So, to pick up where we were on the last post....the first part of the mental game I referred to was:
A. The preparation of the audition - (those aspects outside of technique, languages, memorization, etc.) - in other words, getting yourself to the best state of mind for your audition or auditions.
I am sure that you can point out things that you do to prepare yourself for auditions, competitions, etc. and I would love to hear from you what some of those might be. In the meantime, here are some of mine:
1. Think of the audition as a performance, an end result in itself, not the means to an end. Too often, we treat auditions like sporting events, as though we're being judged in a diving competition. While to some extent this is true, the reality is that most of us do much better performing than auditioning (I know I did!) Therefore, get yourself to a frame of mind that equates to performance, and as an adjunct, think about preparing to please yourself, first and foremost.
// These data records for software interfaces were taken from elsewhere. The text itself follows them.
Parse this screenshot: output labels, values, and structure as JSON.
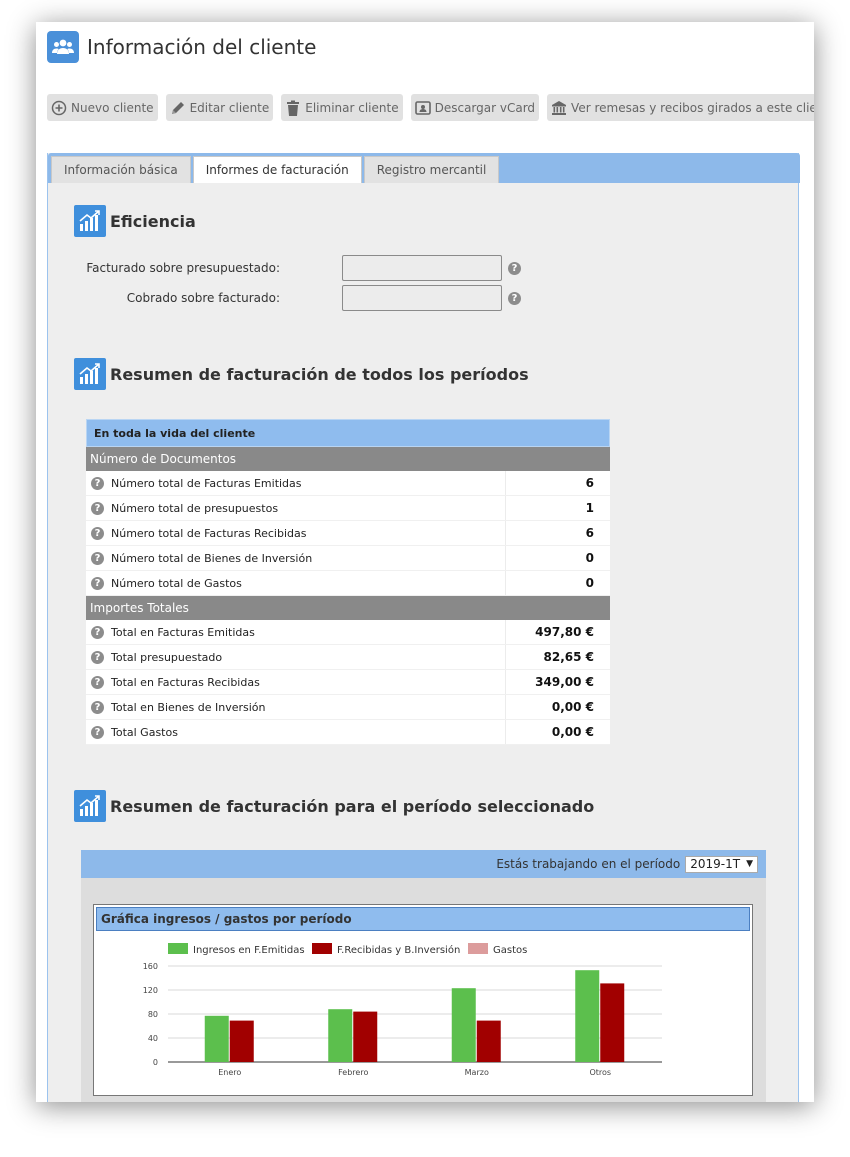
{
  "page": {
    "title": "Información del cliente"
  },
  "toolbar": [
    {
      "label": "Nuevo cliente",
      "icon": "plus-circle-icon"
    },
    {
      "label": "Editar cliente",
      "icon": "pencil-icon"
    },
    {
      "label": "Eliminar cliente",
      "icon": "trash-icon"
    },
    {
      "label": "Descargar vCard",
      "icon": "vcard-icon"
    },
    {
      "label": "Ver remesas y recibos girados a este cliente",
      "icon": "bank-icon"
    }
  ],
  "tabs": [
    {
      "label": "Información básica",
      "active": false
    },
    {
      "label": "Informes de facturación",
      "active": true
    },
    {
      "label": "Registro mercantil",
      "active": false
    }
  ],
  "efficiency": {
    "title": "Eficiencia",
    "rows": [
      {
        "label": "Facturado sobre presupuestado:",
        "value": ""
      },
      {
        "label": "Cobrado sobre facturado:",
        "value": ""
      }
    ]
  },
  "summary_all": {
    "title": "Resumen de facturación de todos los períodos",
    "table_header": "En toda la vida del cliente",
    "groups": [
      {
        "title": "Número de Documentos",
        "rows": [
          {
            "label": "Número total de Facturas Emitidas",
            "value": "6"
          },
          {
            "label": "Número total de presupuestos",
            "value": "1"
          },
          {
            "label": "Número total de Facturas Recibidas",
            "value": "6"
          },
          {
            "label": "Número total de Bienes de Inversión",
            "value": "0"
          },
          {
            "label": "Número total de Gastos",
            "value": "0"
          }
        ]
      },
      {
        "title": "Importes Totales",
        "rows": [
          {
            "label": "Total en Facturas Emitidas",
            "value": "497,80 €"
          },
          {
            "label": "Total presupuestado",
            "value": "82,65 €"
          },
          {
            "label": "Total en Facturas Recibidas",
            "value": "349,00 €"
          },
          {
            "label": "Total en Bienes de Inversión",
            "value": "0,00 €"
          },
          {
            "label": "Total Gastos",
            "value": "0,00 €"
          }
        ]
      }
    ]
  },
  "summary_period": {
    "title": "Resumen de facturación para el período seleccionado",
    "period_label": "Estás trabajando en el período",
    "period_value": "2019-1T"
  },
  "colors": {
    "green": "#5cbf4d",
    "red": "#a10000",
    "pink": "#dc9c9c",
    "accent": "#8db9ea"
  },
  "chart_data": {
    "type": "bar",
    "title": "Gráfica ingresos / gastos por período",
    "categories": [
      "Enero",
      "Febrero",
      "Marzo",
      "Otros"
    ],
    "series": [
      {
        "name": "Ingresos en F.Emitidas",
        "color": "#5cbf4d",
        "values": [
          77,
          88,
          123,
          153
        ]
      },
      {
        "name": "F.Recibidas y B.Inversión",
        "color": "#a10000",
        "values": [
          69,
          84,
          69,
          131
        ]
      },
      {
        "name": "Gastos",
        "color": "#dc9c9c",
        "values": [
          0,
          0,
          0,
          0
        ]
      }
    ],
    "yticks": [
      0,
      40,
      80,
      120,
      160
    ],
    "ylim": [
      0,
      160
    ],
    "legend": "top",
    "grid": true
  }
}
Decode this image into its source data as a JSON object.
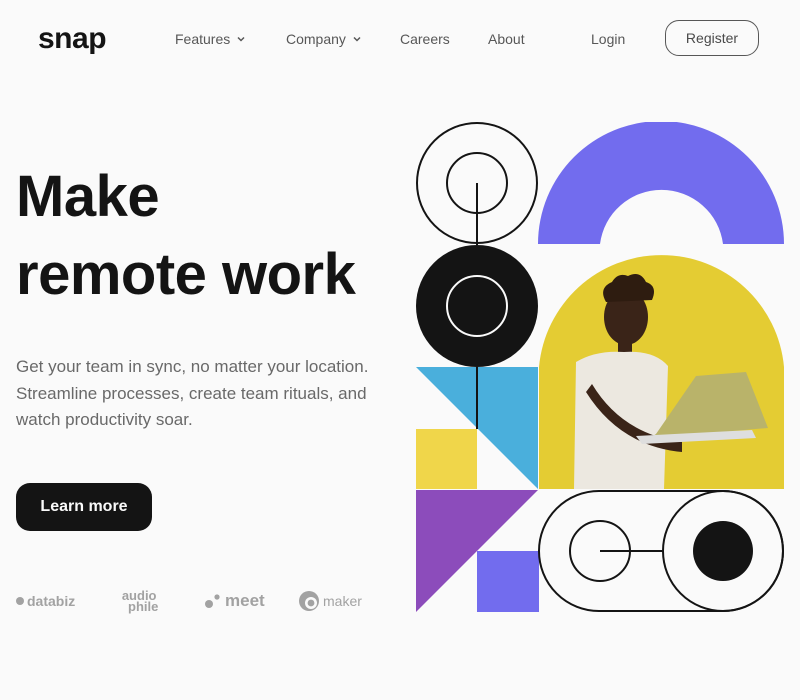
{
  "brand": {
    "name": "snap"
  },
  "nav": {
    "features": "Features",
    "company": "Company",
    "careers": "Careers",
    "about": "About",
    "login": "Login",
    "register": "Register"
  },
  "hero": {
    "title_line1": "Make",
    "title_line2": "remote work",
    "description": "Get your team in sync, no matter your location. Streamline processes, create team rituals, and watch productivity soar.",
    "cta": "Learn more"
  },
  "clients": {
    "databiz": "databiz",
    "audiophile_top": "audio",
    "audiophile_bottom": "phile",
    "meet": "meet",
    "maker": "maker"
  },
  "colors": {
    "ink": "#141414",
    "muted": "#696969",
    "accent_purple": "#726cee",
    "yellow": "#f0d64a",
    "blue": "#4aafdc",
    "violet": "#8c4cbb"
  }
}
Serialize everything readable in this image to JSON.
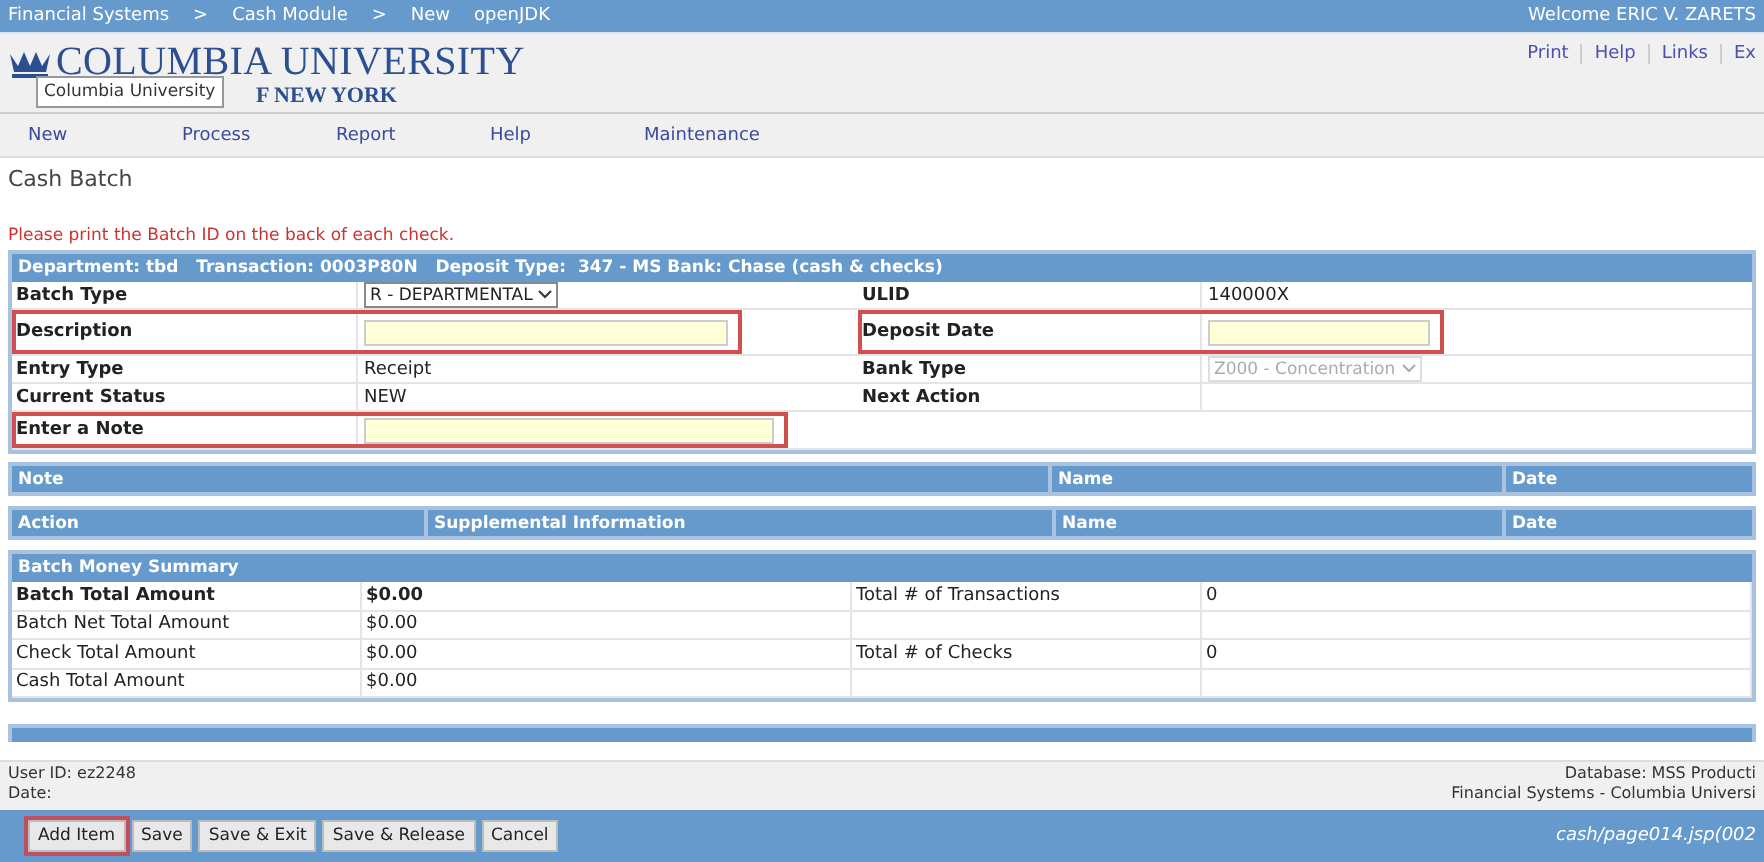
{
  "top_bar": {
    "breadcrumb": [
      "Financial Systems",
      ">",
      "Cash Module",
      ">",
      "New",
      "openJDK"
    ],
    "welcome": "Welcome ERIC V. ZARETS"
  },
  "header": {
    "logo_line1": "COLUMBIA UNIVERSITY",
    "logo_line2": "F NEW YORK",
    "tooltip": "Columbia University",
    "links": [
      "Print",
      "Help",
      "Links",
      "Ex"
    ]
  },
  "menu": [
    "New",
    "Process",
    "Report",
    "Help",
    "Maintenance"
  ],
  "page_title": "Cash Batch",
  "notice": "Please print the Batch ID on the back of each check.",
  "batch_form": {
    "header": "Department: tbd   Transaction: 0003P80N   Deposit Type:  347 - MS Bank: Chase (cash & checks)",
    "rows": [
      [
        {
          "label": "Batch Type",
          "kind": "select",
          "value": "R - DEPARTMENTAL",
          "highlighted": false,
          "disabled": false
        },
        {
          "label": "ULID",
          "kind": "text",
          "value": "140000X",
          "highlighted": false
        }
      ],
      [
        {
          "label": "Description",
          "kind": "input",
          "highlighted": true
        },
        {
          "label": "Deposit Date",
          "kind": "input",
          "highlighted": true
        }
      ],
      [
        {
          "label": "Entry Type",
          "kind": "text",
          "value": "Receipt",
          "highlighted": false
        },
        {
          "label": "Bank Type",
          "kind": "select",
          "value": "Z000 - Concentration",
          "highlighted": false,
          "disabled": true
        }
      ],
      [
        {
          "label": "Current Status",
          "kind": "text",
          "value": "NEW",
          "highlighted": false
        },
        {
          "label": "Next Action",
          "kind": "text",
          "highlighted": false
        }
      ],
      [
        {
          "label": "Enter a Note",
          "kind": "input",
          "highlighted": true
        },
        {
          "kind": "empty",
          "highlighted": false
        }
      ]
    ]
  },
  "notes_table": {
    "columns": [
      "Note",
      "Name",
      "Date"
    ]
  },
  "actions_table": {
    "columns": [
      "Action",
      "Supplemental Information",
      "Name",
      "Date"
    ]
  },
  "money_summary": {
    "title": "Batch Money Summary",
    "rows": [
      {
        "label": "Batch Total Amount",
        "value": "$0.00",
        "label_2": "Total # of Transactions",
        "value_2": "0",
        "bold": true
      },
      {
        "label": "Batch Net Total Amount",
        "value": "$0.00",
        "bold": false
      },
      {
        "label": "Check Total Amount",
        "value": "$0.00",
        "label_2": "Total # of Checks",
        "value_2": "0",
        "bold": false
      },
      {
        "label": "Cash Total Amount",
        "value": "$0.00",
        "bold": false
      }
    ]
  },
  "footer": {
    "user_id": "User ID: ez2248",
    "date": "Date:",
    "database": "Database: MSS Producti",
    "system": "Financial Systems - Columbia Universi"
  },
  "buttons": [
    {
      "label": "Add Item",
      "highlighted": true
    },
    {
      "label": "Save",
      "highlighted": false
    },
    {
      "label": "Save & Exit",
      "highlighted": false
    },
    {
      "label": "Save & Release",
      "highlighted": false
    },
    {
      "label": "Cancel",
      "highlighted": false
    }
  ],
  "page_path": "cash/page014.jsp(002"
}
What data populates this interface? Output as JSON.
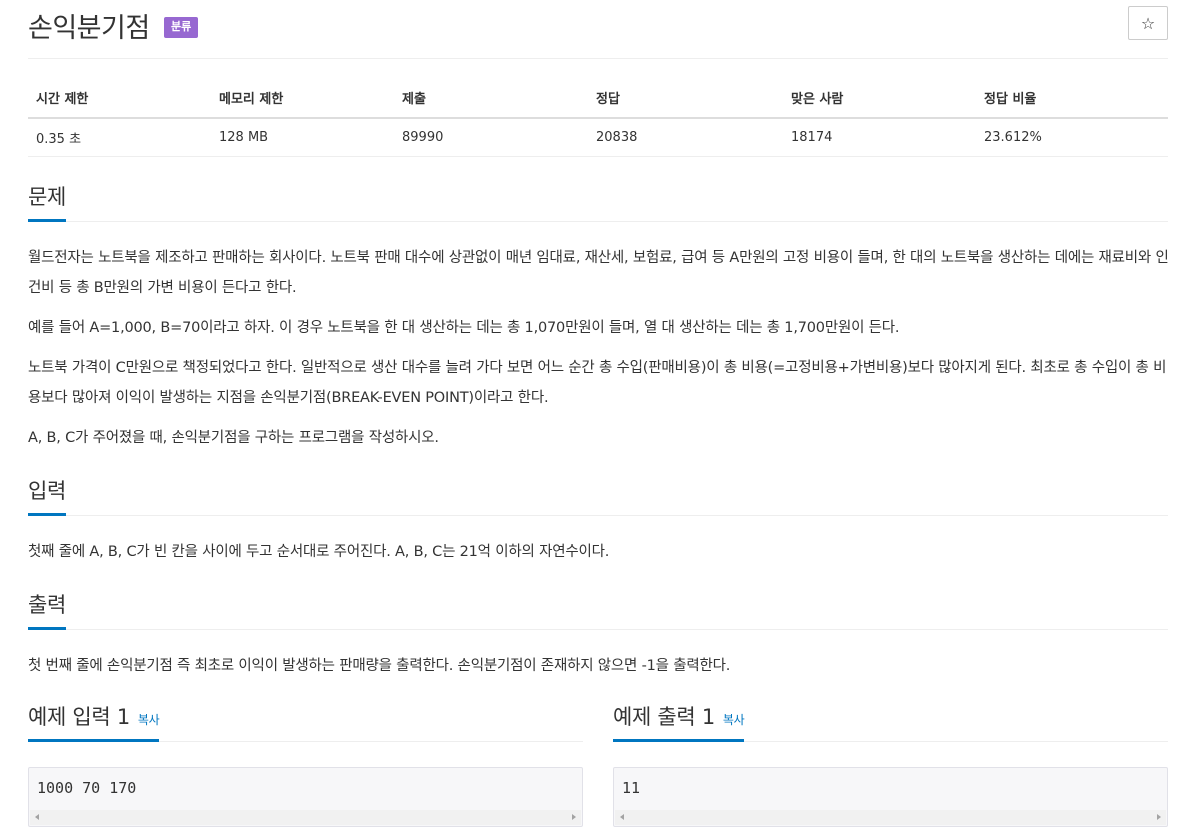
{
  "problem": {
    "title": "손익분기점",
    "tag_label": "분류",
    "star_icon": "☆"
  },
  "info_table": {
    "headers": [
      "시간 제한",
      "메모리 제한",
      "제출",
      "정답",
      "맞은 사람",
      "정답 비율"
    ],
    "values": [
      "0.35 초",
      "128 MB",
      "89990",
      "20838",
      "18174",
      "23.612%"
    ]
  },
  "sections": {
    "problem_heading": "문제",
    "problem_paragraphs": [
      "월드전자는 노트북을 제조하고 판매하는 회사이다. 노트북 판매 대수에 상관없이 매년 임대료, 재산세, 보험료, 급여 등 A만원의 고정 비용이 들며, 한 대의 노트북을 생산하는 데에는 재료비와 인건비 등 총 B만원의 가변 비용이 든다고 한다.",
      "예를 들어 A=1,000, B=70이라고 하자. 이 경우 노트북을 한 대 생산하는 데는 총 1,070만원이 들며, 열 대 생산하는 데는 총 1,700만원이 든다.",
      "노트북 가격이 C만원으로 책정되었다고 한다. 일반적으로 생산 대수를 늘려 가다 보면 어느 순간 총 수입(판매비용)이 총 비용(=고정비용+가변비용)보다 많아지게 된다. 최초로 총 수입이 총 비용보다 많아져 이익이 발생하는 지점을 손익분기점(BREAK-EVEN POINT)이라고 한다.",
      "A, B, C가 주어졌을 때, 손익분기점을 구하는 프로그램을 작성하시오."
    ],
    "input_heading": "입력",
    "input_text": "첫째 줄에 A, B, C가 빈 칸을 사이에 두고 순서대로 주어진다. A, B, C는 21억 이하의 자연수이다.",
    "output_heading": "출력",
    "output_text": "첫 번째 줄에 손익분기점 즉 최초로 이익이 발생하는 판매량을 출력한다. 손익분기점이 존재하지 않으면 -1을 출력한다."
  },
  "samples": {
    "input_heading": "예제 입력 1",
    "output_heading": "예제 출력 1",
    "copy_label": "복사",
    "input_value": "1000 70 170",
    "output_value": "11"
  }
}
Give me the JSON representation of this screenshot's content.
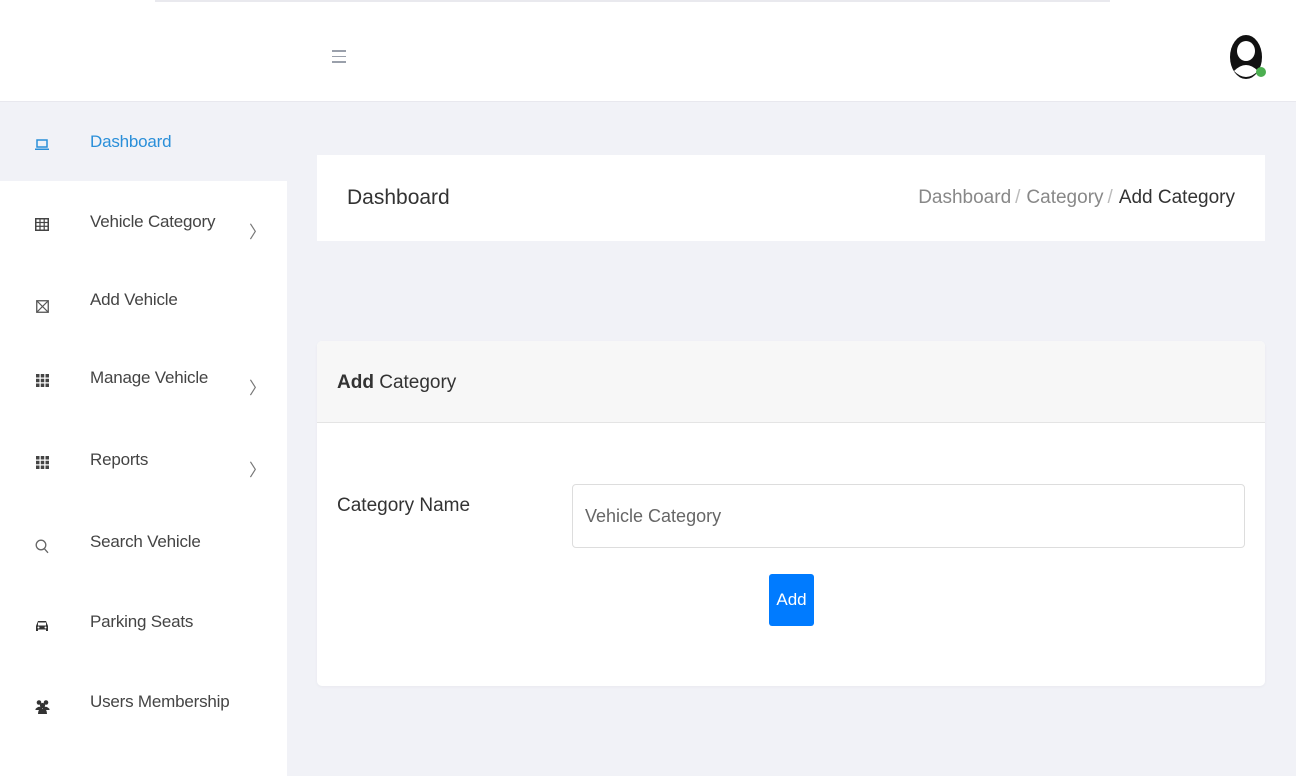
{
  "header": {
    "menu_icon": "hamburger-icon",
    "avatar_icon": "user-avatar-icon",
    "status_color": "#4caf50"
  },
  "sidebar": {
    "items": [
      {
        "label": "Dashboard",
        "icon": "laptop-icon",
        "active": true
      },
      {
        "label": "Vehicle Category",
        "icon": "table-icon",
        "has_submenu": true
      },
      {
        "label": "Add Vehicle",
        "icon": "envelope-box-icon"
      },
      {
        "label": "Manage Vehicle",
        "icon": "grid-icon",
        "has_submenu": true
      },
      {
        "label": "Reports",
        "icon": "grid-icon",
        "has_submenu": true
      },
      {
        "label": "Search Vehicle",
        "icon": "search-icon"
      },
      {
        "label": "Parking Seats",
        "icon": "car-icon"
      },
      {
        "label": "Users Membership",
        "icon": "users-icon"
      }
    ],
    "submenu_chevron": "〉"
  },
  "page_header": {
    "title": "Dashboard",
    "breadcrumb": [
      "Dashboard",
      "Category",
      "Add Category"
    ],
    "separator": "/"
  },
  "card": {
    "title_bold": "Add",
    "title_rest": " Category",
    "field_label": "Category Name",
    "field_placeholder": "Vehicle Category",
    "field_value": "",
    "submit_label": "Add"
  },
  "colors": {
    "accent": "#2a8fd9",
    "button": "#007bff",
    "background": "#f1f2f7"
  }
}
2. Make a mental checklist of things that you want to accomplish in the upcoming audition. Often, all we think about in an audition is "am going to win/am I going to get hired? While, of course, this is true on one level, it is also true that you should have a list of things you want to do better each time you audition. Sing a particular phrase more expressively, have better breath control on a certain aria, use your body better to express character, etc. If you can leave an audition having checked some of those things off, you will feel successful, and feel mentally prepared for the next challenge.
3. Think like a baseball player. OK, I know this one sounds strange, but I always found it useful. A baseball player is considered highly successful if he bats .300. There are a number of players who have nicely successful careers who bat .250. What this means is that for every time ten times they go to home plate to bat they are only successful between 2 and 3 times. Imagine if it was defined the other way around - that they were defined by the 7 times they weren't successful. Yet, this is what we as singers do - feel like failures every time we don't succeed! Try this as you look at your next group of upcoming auditions - the average success rate for opera auditions is probably closer to 1 or 2 per 10 auditions. Think of your auditions in groups and realize that there will be some misses, but the successes will come, and that a .200 average is pretty darn good!